Hard Rock revealed that Sabre informed the company on June 6 that the personal information, including unencrypted payment card information and certain reservation information, of customers staying at 11 Hard Rock properties were affected by the breach that occurred between Aug. 10, 2016 and March 9, 2017.

Affected properties include:
Hard Rock Hotel & Casino Biloxi
Hard Rock Hotel Cancun
Hard Rock Hotel Chicago
Hard Rock Hotel Goa
Hard Rock Hotel & Casino Las Vegas
Hard Rock Hotel Palm Springs
Hard Rock Hotel Panama Megapolis
Hard Rock Hotel & Casino Punta Cana
Hard Rock Hotel Rivera Maya
Hard Rock Hotel San Diego
Hard Rock Hotel Vallarta

Loews Hotels Affected

Luxury hotel brand Loews says that it was also notified by Sabre on June 6 that 21 of its properties were affected by the breach. Those locations include:

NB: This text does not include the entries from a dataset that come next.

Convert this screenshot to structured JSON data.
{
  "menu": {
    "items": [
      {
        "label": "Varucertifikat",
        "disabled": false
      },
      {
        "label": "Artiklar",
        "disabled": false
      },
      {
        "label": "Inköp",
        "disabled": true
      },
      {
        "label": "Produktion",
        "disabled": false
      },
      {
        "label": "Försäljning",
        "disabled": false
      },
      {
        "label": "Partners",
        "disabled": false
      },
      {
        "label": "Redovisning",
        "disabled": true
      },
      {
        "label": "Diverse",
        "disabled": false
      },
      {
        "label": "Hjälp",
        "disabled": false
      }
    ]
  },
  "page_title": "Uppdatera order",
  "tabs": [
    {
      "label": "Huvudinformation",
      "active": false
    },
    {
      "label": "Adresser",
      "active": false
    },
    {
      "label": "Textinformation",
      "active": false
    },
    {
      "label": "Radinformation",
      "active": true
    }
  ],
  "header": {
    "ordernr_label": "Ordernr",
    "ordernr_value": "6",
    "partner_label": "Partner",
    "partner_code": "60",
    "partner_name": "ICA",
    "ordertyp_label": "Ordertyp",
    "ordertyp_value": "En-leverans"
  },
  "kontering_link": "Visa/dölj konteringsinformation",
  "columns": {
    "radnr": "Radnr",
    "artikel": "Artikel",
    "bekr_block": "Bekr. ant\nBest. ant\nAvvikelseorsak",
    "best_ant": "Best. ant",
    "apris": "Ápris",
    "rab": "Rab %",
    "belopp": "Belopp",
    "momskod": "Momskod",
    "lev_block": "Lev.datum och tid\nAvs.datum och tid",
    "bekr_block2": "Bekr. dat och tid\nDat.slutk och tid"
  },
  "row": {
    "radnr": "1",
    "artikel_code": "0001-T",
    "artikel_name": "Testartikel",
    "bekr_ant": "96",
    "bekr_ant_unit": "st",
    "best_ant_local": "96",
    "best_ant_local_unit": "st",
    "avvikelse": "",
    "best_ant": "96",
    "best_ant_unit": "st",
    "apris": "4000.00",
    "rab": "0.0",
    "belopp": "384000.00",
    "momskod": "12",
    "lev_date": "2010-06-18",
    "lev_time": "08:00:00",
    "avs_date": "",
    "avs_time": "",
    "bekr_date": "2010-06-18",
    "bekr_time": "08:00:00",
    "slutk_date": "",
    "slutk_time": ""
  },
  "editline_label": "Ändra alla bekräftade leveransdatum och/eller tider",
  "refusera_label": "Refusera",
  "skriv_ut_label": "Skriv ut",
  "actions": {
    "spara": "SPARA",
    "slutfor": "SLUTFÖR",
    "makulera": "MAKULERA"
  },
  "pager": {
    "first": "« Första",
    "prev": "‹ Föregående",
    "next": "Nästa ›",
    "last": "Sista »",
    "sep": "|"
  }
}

• Beach House Suites by The Don CeSar
• Hotel 1000
• Loews Annapolis Hotel
• Loews Atlanta Hotel
• Loews Boston Hotel
• Loews Chicago Hotel
• Loews Chicago O’Hare Hotel
• Loews Coronado Bay Resort
• Loews Don CeSar Hotel
• Loews Hollywood Hotel
• Loews Hotel Vogue
• Loews Madison Hotel
• Loews Miami Beach Hotel
• Loews Minneapolis Hotel
• Loews New Orleans Hotel
• Loews Philadelphia Hotel
• Loews Regency New York Hotel
• Loews Regency San Francisco Hotel
• Loews Santa Monica Hotel
• Loews Vanderbilt Hotel
• Loews Ventana Canyon Resort

As with the Hard Rock Hotels breach, Loews says that the unauthorized party was able to access payment card information for some hotel reservations, including cardholder name, payment card number, card expiration date, and potentially card security code. In some cases, the unauthorized party also was able to access guest name, email, phone number, address, and other information. However, Social Security, passport, and driver’s license number was not accessed.

What Should You Do?

Sabre notes in a customer notice that anyone who books a reservation during the seven month hack window should “remain vigilant” for incidents of fraud and identity theft by reviewing their account statements.

Guests of the hotel are also advised to obtain their credit report, and to place a fraud alert or security freeze on their credit report file.

If you believe that your information has been misused, you are encouraged to file a complaint with the FTC and to take these additional steps: (1) close the accounts that you have confirmed or believe have been tampered with or opened fraudulently; and (2) file and keep a copy of a local police report as evidence of the identity theft crime.